ASSIGNMENT :: Reproduce the following material exactly, including every line.

RECORDS TO USE ::
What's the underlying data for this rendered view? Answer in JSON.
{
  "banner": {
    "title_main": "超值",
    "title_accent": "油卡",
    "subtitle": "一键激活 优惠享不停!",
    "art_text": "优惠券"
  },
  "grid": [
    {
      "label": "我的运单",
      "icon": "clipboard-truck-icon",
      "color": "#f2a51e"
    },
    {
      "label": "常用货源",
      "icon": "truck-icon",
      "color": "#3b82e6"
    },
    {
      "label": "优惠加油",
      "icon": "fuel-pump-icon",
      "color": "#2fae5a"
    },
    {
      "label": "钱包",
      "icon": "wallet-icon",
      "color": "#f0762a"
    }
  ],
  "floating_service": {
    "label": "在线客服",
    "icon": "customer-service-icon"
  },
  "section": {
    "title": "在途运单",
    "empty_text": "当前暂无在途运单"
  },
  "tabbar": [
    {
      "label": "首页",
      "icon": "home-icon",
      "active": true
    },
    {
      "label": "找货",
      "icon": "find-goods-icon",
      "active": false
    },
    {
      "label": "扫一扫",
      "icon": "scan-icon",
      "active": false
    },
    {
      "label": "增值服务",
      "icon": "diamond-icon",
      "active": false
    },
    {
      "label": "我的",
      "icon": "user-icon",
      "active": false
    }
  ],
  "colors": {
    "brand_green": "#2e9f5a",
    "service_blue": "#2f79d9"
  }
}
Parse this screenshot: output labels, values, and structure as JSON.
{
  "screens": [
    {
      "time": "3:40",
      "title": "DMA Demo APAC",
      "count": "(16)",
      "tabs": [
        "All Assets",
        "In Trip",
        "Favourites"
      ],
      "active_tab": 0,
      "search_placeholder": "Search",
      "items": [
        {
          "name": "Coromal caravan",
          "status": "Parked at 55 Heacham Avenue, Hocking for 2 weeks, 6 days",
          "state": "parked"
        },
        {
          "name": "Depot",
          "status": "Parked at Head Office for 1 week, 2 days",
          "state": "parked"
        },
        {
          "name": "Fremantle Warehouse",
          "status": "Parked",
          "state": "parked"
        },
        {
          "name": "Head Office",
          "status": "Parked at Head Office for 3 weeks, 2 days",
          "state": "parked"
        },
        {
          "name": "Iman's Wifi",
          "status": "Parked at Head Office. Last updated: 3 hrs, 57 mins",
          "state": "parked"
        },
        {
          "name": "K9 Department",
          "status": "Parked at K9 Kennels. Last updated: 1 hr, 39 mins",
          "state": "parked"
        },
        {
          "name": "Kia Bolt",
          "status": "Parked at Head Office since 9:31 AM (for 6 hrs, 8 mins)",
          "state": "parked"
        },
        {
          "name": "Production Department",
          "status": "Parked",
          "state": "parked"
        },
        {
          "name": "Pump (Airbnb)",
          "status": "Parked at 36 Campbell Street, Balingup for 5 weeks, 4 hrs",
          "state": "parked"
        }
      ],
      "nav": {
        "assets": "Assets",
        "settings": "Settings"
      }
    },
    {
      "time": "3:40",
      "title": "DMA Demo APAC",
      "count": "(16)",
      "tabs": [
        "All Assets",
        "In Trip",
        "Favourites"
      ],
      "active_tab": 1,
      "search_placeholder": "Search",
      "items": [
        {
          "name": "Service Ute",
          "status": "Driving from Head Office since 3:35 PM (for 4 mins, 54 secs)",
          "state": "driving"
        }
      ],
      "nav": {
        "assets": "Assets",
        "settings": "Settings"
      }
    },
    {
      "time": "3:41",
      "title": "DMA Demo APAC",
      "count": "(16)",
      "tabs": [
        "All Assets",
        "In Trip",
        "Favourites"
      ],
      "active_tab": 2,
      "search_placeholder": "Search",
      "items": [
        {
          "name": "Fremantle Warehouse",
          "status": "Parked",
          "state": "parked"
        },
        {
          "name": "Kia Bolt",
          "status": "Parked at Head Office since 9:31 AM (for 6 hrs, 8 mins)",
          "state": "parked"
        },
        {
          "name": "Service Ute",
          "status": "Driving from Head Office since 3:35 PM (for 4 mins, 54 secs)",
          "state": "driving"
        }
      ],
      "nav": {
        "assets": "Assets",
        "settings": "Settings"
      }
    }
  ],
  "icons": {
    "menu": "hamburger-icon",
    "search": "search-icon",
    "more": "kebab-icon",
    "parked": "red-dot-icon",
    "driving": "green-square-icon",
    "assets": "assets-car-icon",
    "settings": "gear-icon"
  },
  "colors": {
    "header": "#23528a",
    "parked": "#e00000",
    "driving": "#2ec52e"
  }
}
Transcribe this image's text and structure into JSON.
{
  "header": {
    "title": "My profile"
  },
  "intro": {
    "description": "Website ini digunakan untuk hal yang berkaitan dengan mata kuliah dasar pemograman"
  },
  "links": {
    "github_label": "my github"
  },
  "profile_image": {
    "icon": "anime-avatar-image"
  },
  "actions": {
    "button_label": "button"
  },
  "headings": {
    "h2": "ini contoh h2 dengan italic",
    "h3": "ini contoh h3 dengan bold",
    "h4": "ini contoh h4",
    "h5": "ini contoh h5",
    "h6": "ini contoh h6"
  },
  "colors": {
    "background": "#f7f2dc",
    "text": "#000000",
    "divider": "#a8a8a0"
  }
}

SOLUTION BELOW ::
What's the underlying data for this rendered view? Answer in JSON.
{
  "banner": {
    "title_main": "超值",
    "title_accent": "油卡",
    "subtitle": "一键激活 优惠享不停!",
    "art_text": "优惠券"
  },
  "grid": [
    {
      "label": "我的运单",
      "icon": "clipboard-truck-icon",
      "color": "#f2a51e"
    },
    {
      "label": "常用货源",
      "icon": "truck-icon",
      "color": "#3b82e6"
    },
    {
      "label": "优惠加油",
      "icon": "fuel-pump-icon",
      "color": "#2fae5a"
    },
    {
      "label": "钱包",
      "icon": "wallet-icon",
      "color": "#f0762a"
    }
  ],
  "floating_service": {
    "label": "在线客服",
    "icon": "customer-service-icon"
  },
  "section": {
    "title": "在途运单",
    "empty_text": "当前暂无在途运单"
  },
  "tabbar": [
    {
      "label": "首页",
      "icon": "home-icon",
      "active": true
    },
    {
      "label": "找货",
      "icon": "find-goods-icon",
      "active": false
    },
    {
      "label": "扫一扫",
      "icon": "scan-icon",
      "active": false
    },
    {
      "label": "增值服务",
      "icon": "diamond-icon",
      "active": false
    },
    {
      "label": "我的",
      "icon": "user-icon",
      "active": false
    }
  ],
  "colors": {
    "brand_green": "#2e9f5a",
    "service_blue": "#2f79d9"
  }
}
Parse this screenshot: output labels, values, and structure as JSON.
{
  "screens": [
    {
      "time": "3:40",
      "title": "DMA Demo APAC",
      "count": "(16)",
      "tabs": [
        "All Assets",
        "In Trip",
        "Favourites"
      ],
      "active_tab": 0,
      "search_placeholder": "Search",
      "items": [
        {
          "name": "Coromal caravan",
          "status": "Parked at 55 Heacham Avenue, Hocking for 2 weeks, 6 days",
          "state": "parked"
        },
        {
          "name": "Depot",
          "status": "Parked at Head Office for 1 week, 2 days",
          "state": "parked"
        },
        {
          "name": "Fremantle Warehouse",
          "status": "Parked",
          "state": "parked"
        },
        {
          "name": "Head Office",
          "status": "Parked at Head Office for 3 weeks, 2 days",
          "state": "parked"
        },
        {
          "name": "Iman's Wifi",
          "status": "Parked at Head Office. Last updated: 3 hrs, 57 mins",
          "state": "parked"
        },
        {
          "name": "K9 Department",
          "status": "Parked at K9 Kennels. Last updated: 1 hr, 39 mins",
          "state": "parked"
        },
        {
          "name": "Kia Bolt",
          "status": "Parked at Head Office since 9:31 AM (for 6 hrs, 8 mins)",
          "state": "parked"
        },
        {
          "name": "Production Department",
          "status": "Parked",
          "state": "parked"
        },
        {
          "name": "Pump (Airbnb)",
          "status": "Parked at 36 Campbell Street, Balingup for 5 weeks, 4 hrs",
          "state": "parked"
        }
      ],
      "nav": {
        "assets": "Assets",
        "settings": "Settings"
      }
    },
    {
      "time": "3:40",
      "title": "DMA Demo APAC",
      "count": "(16)",
      "tabs": [
        "All Assets",
        "In Trip",
        "Favourites"
      ],
      "active_tab": 1,
      "search_placeholder": "Search",
      "items": [
        {
          "name": "Service Ute",
          "status": "Driving from Head Office since 3:35 PM (for 4 mins, 54 secs)",
          "state": "driving"
        }
      ],
      "nav": {
        "assets": "Assets",
        "settings": "Settings"
      }
    },
    {
      "time": "3:41",
      "title": "DMA Demo APAC",
      "count": "(16)",
      "tabs": [
        "All Assets",
        "In Trip",
        "Favourites"
      ],
      "active_tab": 2,
      "search_placeholder": "Search",
      "items": [
        {
          "name": "Fremantle Warehouse",
          "status": "Parked",
          "state": "parked"
        },
        {
          "name": "Kia Bolt",
          "status": "Parked at Head Office since 9:31 AM (for 6 hrs, 8 mins)",
          "state": "parked"
        },
        {
          "name": "Service Ute",
          "status": "Driving from Head Office since 3:35 PM (for 4 mins, 54 secs)",
          "state": "driving"
        }
      ],
      "nav": {
        "assets": "Assets",
        "settings": "Settings"
      }
    }
  ],
  "icons": {
    "menu": "hamburger-icon",
    "search": "search-icon",
    "more": "kebab-icon",
    "parked": "red-dot-icon",
    "driving": "green-square-icon",
    "assets": "assets-car-icon",
    "settings": "gear-icon"
  },
  "colors": {
    "header": "#23528a",
    "parked": "#e00000",
    "driving": "#2ec52e"
  }
}
Transcribe this image's text and structure into JSON.
{
  "header": {
    "title": "My profile"
  },
  "intro": {
    "description": "Website ini digunakan untuk hal yang berkaitan dengan mata kuliah dasar pemograman"
  },
  "links": {
    "github_label": "my github"
  },
  "profile_image": {
    "icon": "anime-avatar-image"
  },
  "actions": {
    "button_label": "button"
  },
  "headings": {
    "h2": "ini contoh h2 dengan italic",
    "h3": "ini contoh h3 dengan bold",
    "h4": "ini contoh h4",
    "h5": "ini contoh h5",
    "h6": "ini contoh h6"
  },
  "colors": {
    "background": "#f7f2dc",
    "text": "#000000",
    "divider": "#a8a8a0"
  }
}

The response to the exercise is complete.